Infinity Ink - How Do I Love You
Infinity Ink’s ‘How Do I Love You’ (feat. Yasmin) is the band’s second single for new label Different Recordings, the electronic imprint of the [PIAS] group. Infinity Ink, aka Ali Love and Luca Cazal revealed their first material for Different – the acid-heavy ‘Too Strong’ – in February via Annie Mac’s BBC Radio 1 show. Both tracks will appear on their debut album set for release later in 2016.
Recorded in a studio in the hills of Northern Ibiza and later completed in London, ‘How Do I Love You’ (feat. Yasmin) is Infinity Ink’s contemporary take on original NY house music. A tribute to Queen Latifah’s ‘How Do I Love Thee’ – which Luca explains below – the track features a beautifully heartfelt vocal from UK vocalist and songwriter, Yasmin.
The original of ‘How Do I Love You’ is accompanied by two remixes from Detroit legend and owner of NDATL Records, Kai Alce (Main Remix and Flutstrumental), and a proper dancefloor mix from Luca Cazal & SLF.
Following Infinity Ink’s much-lauded live show debut at the 2015 closing party of Paradise at DC10 in Ibiza, the band played their first UK live show in March at Elrow in Birmingham; recent shows have included Miami (Get Lost), with forthcoming tour dates including New York (Mysterylands), Iceland (Secret Solstice Festival), London, Rome, Ibiza, and Istanbul.
Luca on the origins of ‘How Do I Love You’:
“Our friend Elliot used to work for Circoloco in Ibiza, one of main bookers, quite a character,” explains Luca of the song’s origins, “He asked us to record a cover version of ‘How Do I Love Thee’ by Queen Latifah, which was itself based on a poem by Elizabeth Barrett Browning.

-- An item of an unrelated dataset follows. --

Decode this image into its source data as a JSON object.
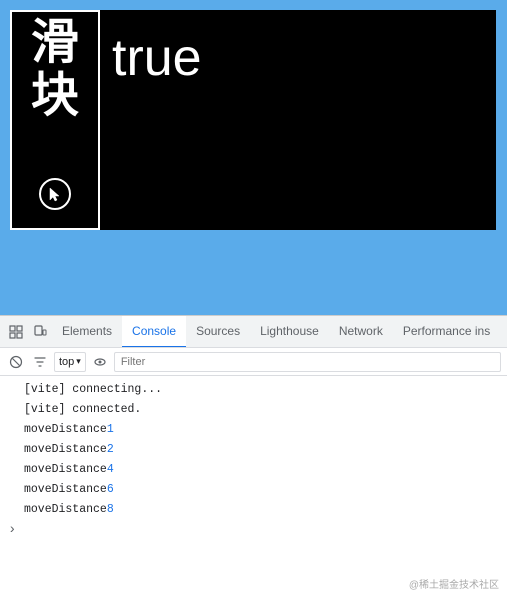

He had us do a cover version so he could play it to a girl he was pursuing and impress her. It was recorded in a studio on the north of the island owned by Max Etnica, this big psy-trance guy, a very hedonistic environment. That’s how it started. We took it back to London and realised it needed a female vocalist. Yasmin was perfect. The original is spoken word but we turned the vocals into a melody so it’s more of a song-tribute than a cover version.”